__Required action__: Return each line of the listing exactly, though without its images.

__Extracted data__:
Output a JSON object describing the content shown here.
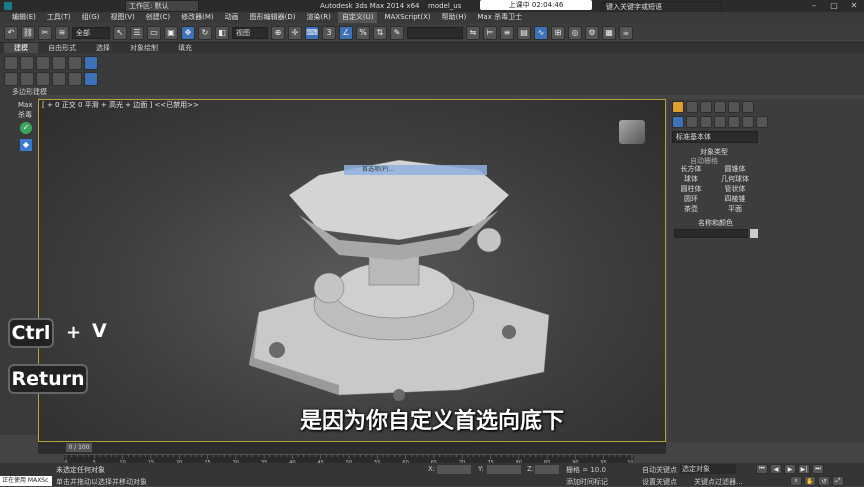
{
  "titlebar": {
    "workspace": "工作区: 默认",
    "title": "Autodesk 3ds Max  2014 x64",
    "file": "model_us",
    "search_placeholder": "键入关键字或短语",
    "controls": [
      "–",
      "▢",
      "✕"
    ]
  },
  "recording": {
    "label": "上课中 02:04:46"
  },
  "menu": [
    "编辑(E)",
    "工具(T)",
    "组(G)",
    "视图(V)",
    "创建(C)",
    "修改器(M)",
    "动画",
    "图形编辑器(D)",
    "渲染(R)",
    "自定义(U)",
    "MAXScript(X)",
    "帮助(H)",
    "Max 杀毒卫士"
  ],
  "toolbar": {
    "selection_set": "全部",
    "view_dropdown": "视图",
    "snap_value": "3",
    "percent_value": "2.5"
  },
  "ribbon_tabs": [
    "建模",
    "自由形式",
    "选择",
    "对象绘制",
    "填充"
  ],
  "ribbon": {
    "poly_label": "多边形建模"
  },
  "left_strip": {
    "max_label": "Max",
    "kill_label": "杀毒"
  },
  "viewport": {
    "label": "[ + 0 正交 0 平滑 + 高光 + 边面 ] <<已禁用>>",
    "quad_menu_text": "首选项(P)..."
  },
  "command_panel": {
    "dropdown": "标准基本体",
    "section_object_type": "对象类型",
    "autogrid": "自动栅格",
    "buttons": [
      "长方体",
      "圆锥体",
      "球体",
      "几何球体",
      "圆柱体",
      "管状体",
      "圆环",
      "四棱锥",
      "茶壶",
      "平面"
    ],
    "section_name_color": "名称和颜色"
  },
  "timeline": {
    "frame": "0 / 100",
    "ticks": [
      "0",
      "5",
      "10",
      "15",
      "20",
      "25",
      "30",
      "35",
      "40",
      "45",
      "50",
      "55",
      "60",
      "65",
      "70",
      "75",
      "80",
      "85",
      "90",
      "95",
      "100"
    ]
  },
  "status": {
    "line1": "未选定任何对象",
    "line2": "单击并拖动以选择并移动对象",
    "left_label": "正在使用 MAXSc",
    "x_label": "X:",
    "y_label": "Y:",
    "z_label": "Z:",
    "grid": "栅格 = 10.0",
    "auto_key": "自动关键点",
    "selected": "选定对象",
    "set_key": "设置关键点",
    "key_filters": "关键点过滤器...",
    "add_time_tag": "添加时间标记"
  },
  "overlay": {
    "key1": "Ctrl",
    "plus": "+",
    "key2": "V",
    "key3": "Return",
    "subtitle": "是因为你自定义首选向底下"
  },
  "colors": {
    "viewport_border": "#b8a23a",
    "accent_blue": "#3c72b8"
  }
}
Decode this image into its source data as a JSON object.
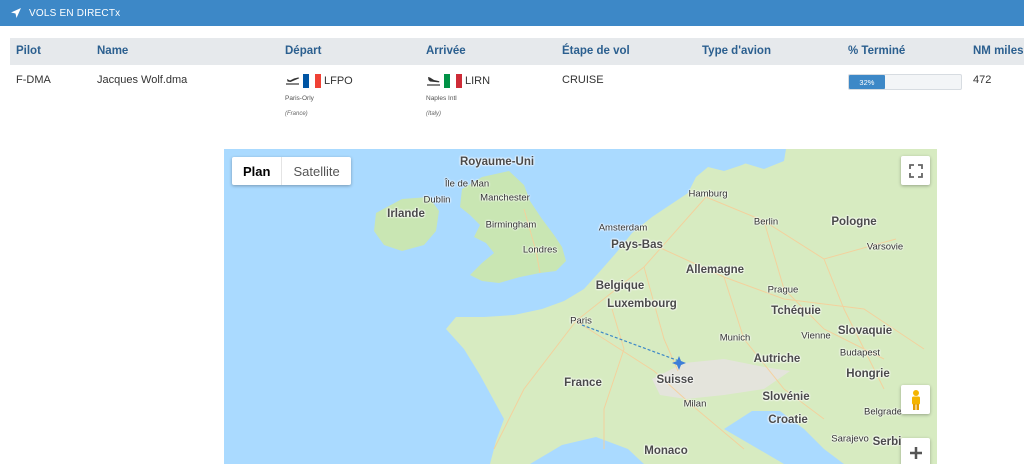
{
  "header": {
    "title": "VOLS EN DIRECTx",
    "icon": "navigation-arrow-icon",
    "color": "#3d88c7"
  },
  "table": {
    "columns": [
      "Pilot",
      "Name",
      "Départ",
      "Arrivée",
      "Étape de vol",
      "Type d'avion",
      "% Terminé",
      "NM miles a"
    ],
    "row": {
      "pilot": "F-DMA",
      "name": "Jacques Wolf.dma",
      "departure": {
        "code": "LFPO",
        "name": "Paris-Orly",
        "country": "(France)",
        "flag": "france-flag-icon"
      },
      "arrival": {
        "code": "LIRN",
        "name": "Naples Intl",
        "country": "(Italy)",
        "flag": "italy-flag-icon"
      },
      "phase": "CRUISE",
      "aircraft": "",
      "progress_label": "32%",
      "progress": 0.32,
      "nm": "472"
    }
  },
  "map": {
    "type_buttons": [
      "Plan",
      "Satellite"
    ],
    "active_type": "Plan",
    "labels": {
      "uk": "Royaume-Uni",
      "iom": "Île de Man",
      "ireland": "Irlande",
      "dublin": "Dublin",
      "manchester": "Manchester",
      "birmingham": "Birmingham",
      "london": "Londres",
      "hamburg": "Hamburg",
      "berlin": "Berlin",
      "poland": "Pologne",
      "warsaw": "Varsovie",
      "amsterdam": "Amsterdam",
      "netherlands": "Pays-Bas",
      "germany": "Allemagne",
      "belgium": "Belgique",
      "luxembourg": "Luxembourg",
      "prague": "Prague",
      "czech": "Tchéquie",
      "paris": "Paris",
      "munich": "Munich",
      "vienna": "Vienne",
      "slovakia": "Slovaquie",
      "budapest": "Budapest",
      "austria": "Autriche",
      "hungary": "Hongrie",
      "france": "France",
      "switzerland": "Suisse",
      "slovenia": "Slovénie",
      "milan": "Milan",
      "croatia": "Croatie",
      "belgrade": "Belgrade",
      "sarajevo": "Sarajevo",
      "serbia": "Serbi",
      "monaco": "Monaco"
    }
  }
}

__Exercise output__:
Output a JSON object describing the content shown here.
{
  "titlebar": {
    "workspace": "工作区: 默认",
    "title": "Autodesk 3ds Max  2014 x64",
    "file": "model_us",
    "search_placeholder": "键入关键字或短语",
    "controls": [
      "–",
      "▢",
      "✕"
    ]
  },
  "recording": {
    "label": "上课中 02:04:46"
  },
  "menu": [
    "编辑(E)",
    "工具(T)",
    "组(G)",
    "视图(V)",
    "创建(C)",
    "修改器(M)",
    "动画",
    "图形编辑器(D)",
    "渲染(R)",
    "自定义(U)",
    "MAXScript(X)",
    "帮助(H)",
    "Max 杀毒卫士"
  ],
  "toolbar": {
    "selection_set": "全部",
    "view_dropdown": "视图",
    "snap_value": "3",
    "percent_value": "2.5"
  },
  "ribbon_tabs": [
    "建模",
    "自由形式",
    "选择",
    "对象绘制",
    "填充"
  ],
  "ribbon": {
    "poly_label": "多边形建模"
  },
  "left_strip": {
    "max_label": "Max",
    "kill_label": "杀毒"
  },
  "viewport": {
    "label": "[ + 0 正交 0 平滑 + 高光 + 边面 ] <<已禁用>>",
    "quad_menu_text": "首选项(P)..."
  },
  "command_panel": {
    "dropdown": "标准基本体",
    "section_object_type": "对象类型",
    "autogrid": "自动栅格",
    "buttons": [
      "长方体",
      "圆锥体",
      "球体",
      "几何球体",
      "圆柱体",
      "管状体",
      "圆环",
      "四棱锥",
      "茶壶",
      "平面"
    ],
    "section_name_color": "名称和颜色"
  },
  "timeline": {
    "frame": "0 / 100",
    "ticks": [
      "0",
      "5",
      "10",
      "15",
      "20",
      "25",
      "30",
      "35",
      "40",
      "45",
      "50",
      "55",
      "60",
      "65",
      "70",
      "75",
      "80",
      "85",
      "90",
      "95",
      "100"
    ]
  },
  "status": {
    "line1": "未选定任何对象",
    "line2": "单击并拖动以选择并移动对象",
    "left_label": "正在使用 MAXSc",
    "x_label": "X:",
    "y_label": "Y:",
    "z_label": "Z:",
    "grid": "栅格 = 10.0",
    "auto_key": "自动关键点",
    "selected": "选定对象",
    "set_key": "设置关键点",
    "key_filters": "关键点过滤器...",
    "add_time_tag": "添加时间标记"
  },
  "overlay": {
    "key1": "Ctrl",
    "plus": "+",
    "key2": "V",
    "key3": "Return",
    "subtitle": "是因为你自定义首选向底下"
  },
  "colors": {
    "viewport_border": "#b8a23a",
    "accent_blue": "#3c72b8"
  }
}
Decode this image into its source data as a JSON object.
{
  "header": {
    "title": "VOLS EN DIRECTx",
    "icon": "navigation-arrow-icon",
    "color": "#3d88c7"
  },
  "table": {
    "columns": [
      "Pilot",
      "Name",
      "Départ",
      "Arrivée",
      "Étape de vol",
      "Type d'avion",
      "% Terminé",
      "NM miles a"
    ],
    "row": {
      "pilot": "F-DMA",
      "name": "Jacques Wolf.dma",
      "departure": {
        "code": "LFPO",
        "name": "Paris-Orly",
        "country": "(France)",
        "flag": "france-flag-icon"
      },
      "arrival": {
        "code": "LIRN",
        "name": "Naples Intl",
        "country": "(Italy)",
        "flag": "italy-flag-icon"
      },
      "phase": "CRUISE",
      "aircraft": "",
      "progress_label": "32%",
      "progress": 0.32,
      "nm": "472"
    }
  },
  "map": {
    "type_buttons": [
      "Plan",
      "Satellite"
    ],
    "active_type": "Plan",
    "labels": {
      "uk": "Royaume-Uni",
      "iom": "Île de Man",
      "ireland": "Irlande",
      "dublin": "Dublin",
      "manchester": "Manchester",
      "birmingham": "Birmingham",
      "london": "Londres",
      "hamburg": "Hamburg",
      "berlin": "Berlin",
      "poland": "Pologne",
      "warsaw": "Varsovie",
      "amsterdam": "Amsterdam",
      "netherlands": "Pays-Bas",
      "germany": "Allemagne",
      "belgium": "Belgique",
      "luxembourg": "Luxembourg",
      "prague": "Prague",
      "czech": "Tchéquie",
      "paris": "Paris",
      "munich": "Munich",
      "vienna": "Vienne",
      "slovakia": "Slovaquie",
      "budapest": "Budapest",
      "austria": "Autriche",
      "hungary": "Hongrie",
      "france": "France",
      "switzerland": "Suisse",
      "slovenia": "Slovénie",
      "milan": "Milan",
      "croatia": "Croatie",
      "belgrade": "Belgrade",
      "sarajevo": "Sarajevo",
      "serbia": "Serbi",
      "monaco": "Monaco"
    }
  }
}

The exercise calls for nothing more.